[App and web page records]
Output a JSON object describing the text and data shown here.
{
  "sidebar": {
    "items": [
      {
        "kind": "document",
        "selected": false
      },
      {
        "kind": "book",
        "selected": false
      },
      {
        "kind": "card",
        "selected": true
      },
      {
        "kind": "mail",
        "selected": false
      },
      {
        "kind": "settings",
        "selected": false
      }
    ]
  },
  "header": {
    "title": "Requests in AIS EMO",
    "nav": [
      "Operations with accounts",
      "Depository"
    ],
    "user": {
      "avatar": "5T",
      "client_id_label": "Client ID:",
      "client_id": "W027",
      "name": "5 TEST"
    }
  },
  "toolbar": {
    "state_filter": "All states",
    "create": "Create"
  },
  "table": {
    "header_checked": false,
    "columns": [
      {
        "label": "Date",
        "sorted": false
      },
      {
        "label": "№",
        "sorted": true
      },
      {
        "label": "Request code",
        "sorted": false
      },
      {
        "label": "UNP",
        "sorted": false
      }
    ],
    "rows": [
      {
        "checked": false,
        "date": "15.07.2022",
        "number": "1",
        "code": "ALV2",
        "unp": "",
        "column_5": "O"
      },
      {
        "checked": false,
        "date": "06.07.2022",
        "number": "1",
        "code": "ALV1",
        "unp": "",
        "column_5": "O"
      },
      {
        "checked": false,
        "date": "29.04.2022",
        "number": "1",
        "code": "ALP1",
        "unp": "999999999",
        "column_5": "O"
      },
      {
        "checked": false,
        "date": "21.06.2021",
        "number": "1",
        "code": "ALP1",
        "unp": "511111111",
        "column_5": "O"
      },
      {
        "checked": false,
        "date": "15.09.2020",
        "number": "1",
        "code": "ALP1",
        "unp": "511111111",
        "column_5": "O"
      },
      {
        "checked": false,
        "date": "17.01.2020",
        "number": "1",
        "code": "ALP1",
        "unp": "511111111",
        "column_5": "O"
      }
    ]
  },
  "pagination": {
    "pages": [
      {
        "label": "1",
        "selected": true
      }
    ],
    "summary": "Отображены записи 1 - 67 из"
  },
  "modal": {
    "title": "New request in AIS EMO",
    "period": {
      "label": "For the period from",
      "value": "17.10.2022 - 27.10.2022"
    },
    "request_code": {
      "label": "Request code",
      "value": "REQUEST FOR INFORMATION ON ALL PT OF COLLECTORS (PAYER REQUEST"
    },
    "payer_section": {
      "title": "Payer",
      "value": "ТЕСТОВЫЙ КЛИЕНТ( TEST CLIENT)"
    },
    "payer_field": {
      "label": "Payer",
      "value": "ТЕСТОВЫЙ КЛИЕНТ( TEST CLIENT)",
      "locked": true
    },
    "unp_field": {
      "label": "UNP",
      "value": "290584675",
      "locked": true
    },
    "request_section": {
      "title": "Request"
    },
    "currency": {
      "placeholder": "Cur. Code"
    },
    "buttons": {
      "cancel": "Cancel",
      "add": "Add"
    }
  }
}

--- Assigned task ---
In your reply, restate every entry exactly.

--- Result of this task ---
Output a JSON object describing the text and data shown here.
{
  "sidebar": {
    "items": [
      {
        "kind": "document",
        "selected": false
      },
      {
        "kind": "book",
        "selected": false
      },
      {
        "kind": "card",
        "selected": true
      },
      {
        "kind": "mail",
        "selected": false
      },
      {
        "kind": "settings",
        "selected": false
      }
    ]
  },
  "header": {
    "title": "Requests in AIS EMO",
    "nav": [
      "Operations with accounts",
      "Depository"
    ],
    "user": {
      "avatar": "5T",
      "client_id_label": "Client ID:",
      "client_id": "W027",
      "name": "5 TEST"
    }
  },
  "toolbar": {
    "state_filter": "All states",
    "create": "Create"
  },
  "table": {
    "header_checked": false,
    "columns": [
      {
        "label": "Date",
        "sorted": false
      },
      {
        "label": "№",
        "sorted": true
      },
      {
        "label": "Request code",
        "sorted": false
      },
      {
        "label": "UNP",
        "sorted": false
      }
    ],
    "rows": [
      {
        "checked": false,
        "date": "15.07.2022",
        "number": "1",
        "code": "ALV2",
        "unp": "",
        "column_5": "O"
      },
      {
        "checked": false,
        "date": "06.07.2022",
        "number": "1",
        "code": "ALV1",
        "unp": "",
        "column_5": "O"
      },
      {
        "checked": false,
        "date": "29.04.2022",
        "number": "1",
        "code": "ALP1",
        "unp": "999999999",
        "column_5": "O"
      },
      {
        "checked": false,
        "date": "21.06.2021",
        "number": "1",
        "code": "ALP1",
        "unp": "511111111",
        "column_5": "O"
      },
      {
        "checked": false,
        "date": "15.09.2020",
        "number": "1",
        "code": "ALP1",
        "unp": "511111111",
        "column_5": "O"
      },
      {
        "checked": false,
        "date": "17.01.2020",
        "number": "1",
        "code": "ALP1",
        "unp": "511111111",
        "column_5": "O"
      }
    ]
  },
  "pagination": {
    "pages": [
      {
        "label": "1",
        "selected": true
      }
    ],
    "summary": "Отображены записи 1 - 67 из"
  },
  "modal": {
    "title": "New request in AIS EMO",
    "period": {
      "label": "For the period from",
      "value": "17.10.2022 - 27.10.2022"
    },
    "request_code": {
      "label": "Request code",
      "value": "REQUEST FOR INFORMATION ON ALL PT OF COLLECTORS (PAYER REQUEST"
    },
    "payer_section": {
      "title": "Payer",
      "value": "ТЕСТОВЫЙ КЛИЕНТ( TEST CLIENT)"
    },
    "payer_field": {
      "label": "Payer",
      "value": "ТЕСТОВЫЙ КЛИЕНТ( TEST CLIENT)",
      "locked": true
    },
    "unp_field": {
      "label": "UNP",
      "value": "290584675",
      "locked": true
    },
    "request_section": {
      "title": "Request"
    },
    "currency": {
      "placeholder": "Cur. Code"
    },
    "buttons": {
      "cancel": "Cancel",
      "add": "Add"
    }
  }
}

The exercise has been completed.